Mulch

Perhaps you’ve noticed that the weather is a tad hot and dry for much of the United States this summer. Lack of rain and record high temperatures have decimated crops, and backyard and container gardens may be feeling the stress, too. But gardening in a drought is possible. There are a few ways to keep precious produce from completely frying before the season concludes.

1. Water in the a.m.: There’s not as much direct sun in the morning, so less water will evaporate.

2. Give the following plants the highest priority: Some communities face water restrictions during a drought. If you live in such a community, give these plants water first:

  • Newly planted trees, shrubs and perennials
  • Newly seeded lawns or repaired lawn areas (keep in mind some grass varieties don’t need as much water. Check out what’s native in your area.)
  • Plants on sandy soils or windy and exposed sites
  • Vegetables when flowering

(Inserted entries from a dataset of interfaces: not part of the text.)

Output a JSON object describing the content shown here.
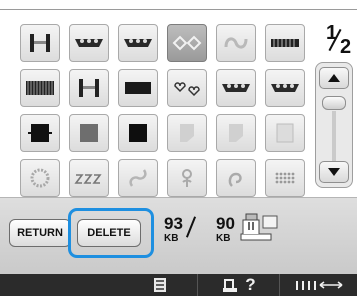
{
  "page_indicator": {
    "current": "1",
    "total": "2"
  },
  "icons": {
    "grid": [
      [
        "hanger-pattern-icon",
        "triple-heart-pattern-icon",
        "triple-heart-pattern-icon",
        "diamond-lace-pattern-icon",
        "scroll-ornament-icon",
        "ruler-border-pattern-icon"
      ],
      [
        "striped-border-pattern-icon",
        "hanger-pattern-icon",
        "black-bar-pattern-icon",
        "heart-outline-pattern-icon",
        "triple-heart-pattern-icon",
        "triple-heart-pattern-icon"
      ],
      [
        "black-block-pattern-icon",
        "gray-block-pattern-icon",
        "black-square-pattern-icon",
        "light-panel-pattern-icon",
        "light-panel-pattern-icon",
        "dotted-panel-pattern-icon"
      ],
      [
        "lace-round-icon",
        "zigzag-text-icon",
        "filigree-icon",
        "flower-motif-icon",
        "scroll-motif-icon",
        "dotted-grid-icon"
      ]
    ]
  },
  "buttons": {
    "return": "RETURN",
    "delete": "DELETE"
  },
  "memory": {
    "left_value": "93",
    "left_unit": "KB",
    "right_value": "90",
    "right_unit": "KB"
  },
  "bottom_bar": {
    "question": "?"
  },
  "colors": {
    "highlight": "#1e8fe0",
    "bar": "#2b2b2b"
  }
}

3. Invest in a soaker hose: Soaker hoses drip out water – a much better choice than those ridiculous sprinklers that spray water everywhere. The hoses provide slow, deep soaking for garden soil.

4. Mulch!: Place 3 to 6 inches of mulch around soaker hoses, amongst plants and in pots to keep water runoff low.

5. Move pots around: Move potted veggies to shaded areas.

6. String up shade netting: Cover plants that are in direct sunlight with garden fabric. The fabric will shade greens from the sun’s dangerous rays. Some of the shade netting sold at Gardner’s Supply Company is made of UV-stabilized polyethylene. The netting can cut sun by 50 percent and allow cool air to circulate. Netting and garden fabric also can protect plants from wind, insects and plant diseases.

7. Rain barrel: Yes, we know – drought = no rain. It’s still not a terrible idea to invest in a rain barrel. When it does rain, harvest water runoff and use it during another dry bought.

8. If it’s too late: You tried to save your veggies, but don’t fret. You still have a chance to reap a bountiful harvest this fall. Get plants going and transferred outside in the next few weeks, heed the former mentioned tips and enjoy fresh produce in mid-September through early November (if not longer!).

Resources:

http://pss.uvm.edu/ppp/pubs/oh72drought.htm

http://www.huffingtonpost.com/2012/07/30/drought-gardening-tips-water-conservation_n_1720572.html#slide=1301015

Image: hoskingindustries